[vi] This phrase literally reads “their eyes go out from their fat;” the ESV translates this very literally but entirely misses the imagery of this verse. Similar to Vs. 4, the idea of “fat” is a symbol of abundance and prosperity. Idioms about “seeing” are frequently associated with “the eyes going out or being carried” in the Hebrew OT; a similar usage can be seen in Ps. 17:2 lit. “your eyes will go out to see right.” This focus is on what was seen and not the eyes themselves. The NET translate vs. 7 as “Their prosperity causes them to do wrong” and the NIV translates it as “From their callous hearts comes iniquity;” both of these translations better capture the intent of the author but I think they are overly interpretive.
[vii] This phrase literally reads “imaginations passed heart;” the ESV and NRSV miss the imagery of this phrase by focusing on the overflowing folly of the wicked man; something that while true, is not inherent in the imagery of this phrase. The NKJV captures the idea well in its translation “They have more than heart could wish”
[viii] This is the most difficult verse in this Psalm to translate and no English version completely follows the Hebrew text of this verse which literally reads “therefore [he?] will return his people here and waters of fullness they will drain to/for them.” There are a number of difficulties in translating this verse; first is the question of whether “his people” the subject or object of the verb “to return?” i.e. did the wicked cause the people to return or did the people choose to return to the wicked? Grammatically, either is possible but treating “his people” as the subject in most circumstances would make better grammatical sense (as has been done in the ESV, NIV, NASB, etc..); however, the context of this verse makes this treatment difficult because it causes this verse alone to shift away from the excesses of the wicked and suggests that the wicked gave abundantly to the common people. The NET has followed M. Dahood’s proposed emendations (Psalms [AB], 2:190) and reads the Hebrew text as follows: לָכֵן יִשְׂבְעוּם לֶחֶם וּמֵי מָלֵא יָמֹצּוּ לָמוֹ (“therefore they [the wicked] are filled with food, and waters of abundance they suck up for themselves”). While this emendation is reasonable, there is no textual evidence to support it in any known manuscripts. Both the LXX and the Targums diverge considerably from the Hebrew text strongly suggesting that the Hebrew text of this verse may have been corrupted very early. I have chosen to follow the Aramaic Targum because I believe it fits much better with the context of this passage; while I believe the NET version also fits well in the context of this verse, I don’t think there is enough evidence to support the Dahood’s emendation of the text.
[ix] The Hebrew word used here (חיל) is the word used for “solder” or “army” and is used frequently to describe power and strength.
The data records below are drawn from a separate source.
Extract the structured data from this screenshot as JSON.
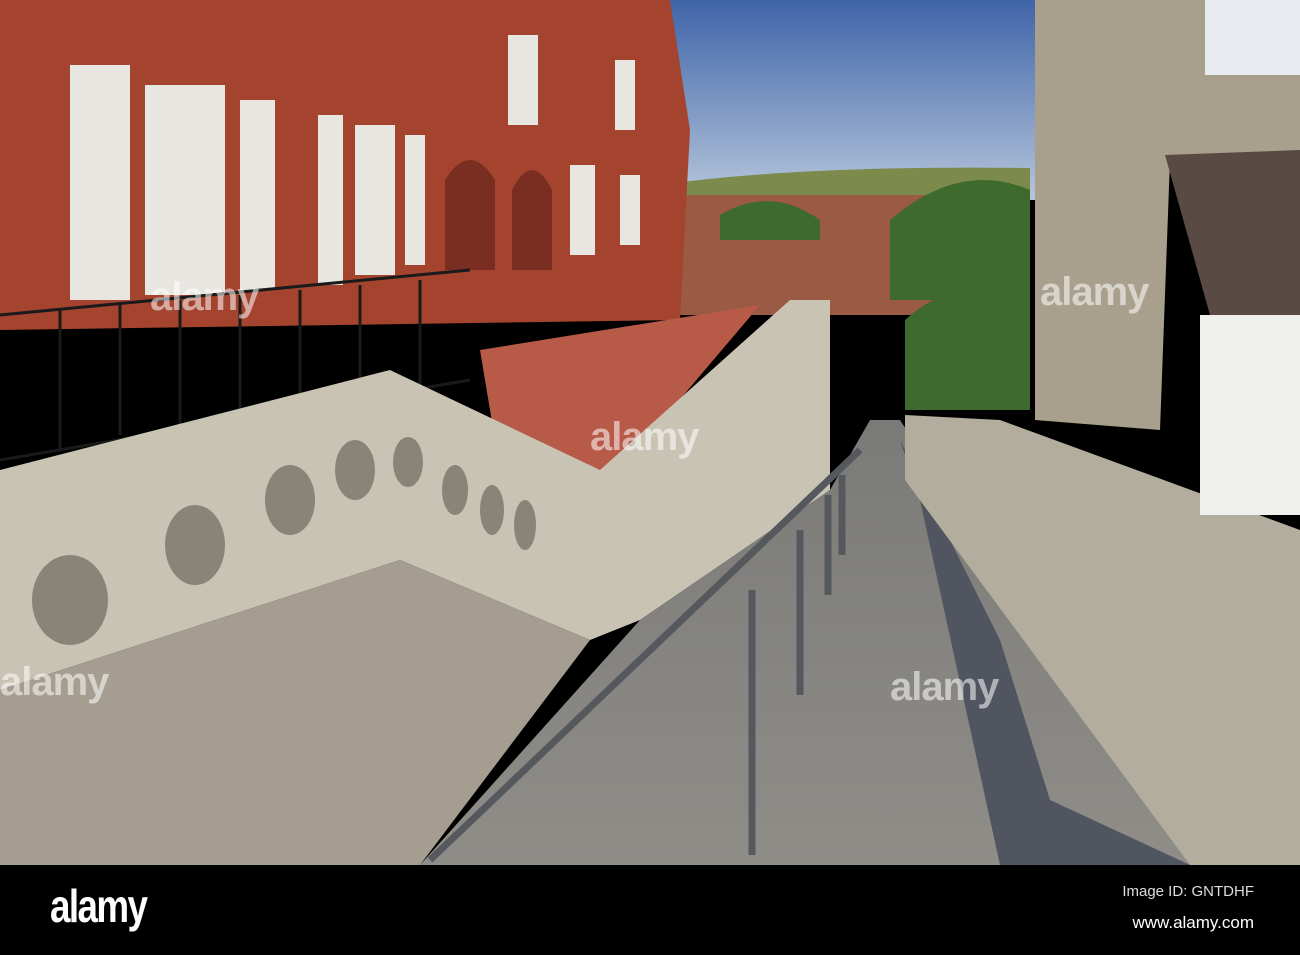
{
  "photo": {
    "subject": "Stone-walled footpath descending beside a red brick building with balustrade and handrail"
  },
  "watermark": {
    "text": "alamy"
  },
  "footer": {
    "logo": "alamy",
    "image_id": "Image ID: GNTDHF",
    "website": "www.alamy.com"
  }
}
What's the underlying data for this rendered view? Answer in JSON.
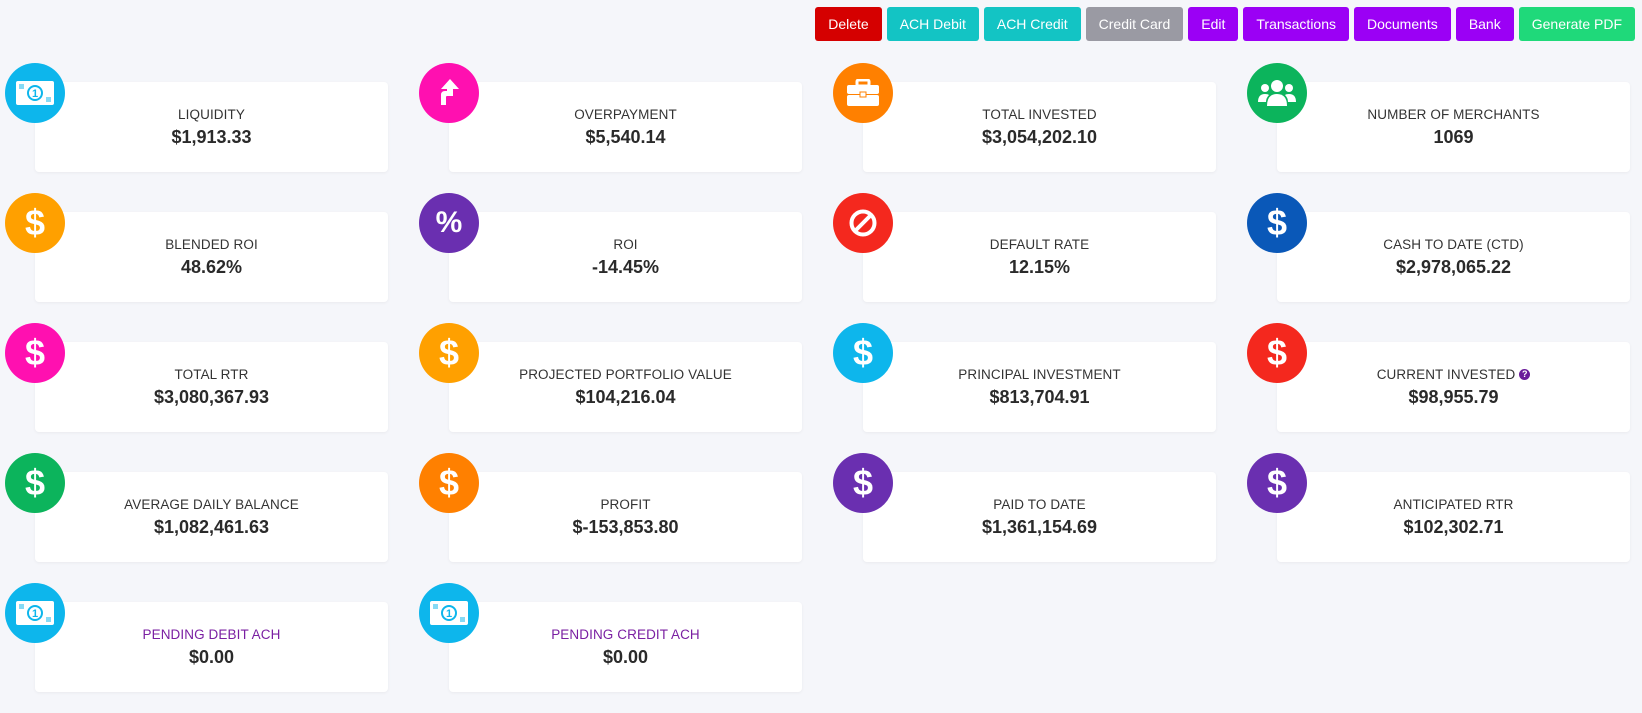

While it can sometimes be used to convey a sense of “wealth,” when it is used this way, it always carries a sense of power that comes from wealth.
[x] The reference here to “a generation of your children” appears to be a reference to the younger generation that still has its innocence; the author indicates that to speak aloud the words of pessimism from the first section of this psalm would be to betray the innocence of the next generation.
[xi] Lit. “their end”
[xii] חלק can either describe something smooth or metaphorically describe flattery i.e. smooth words.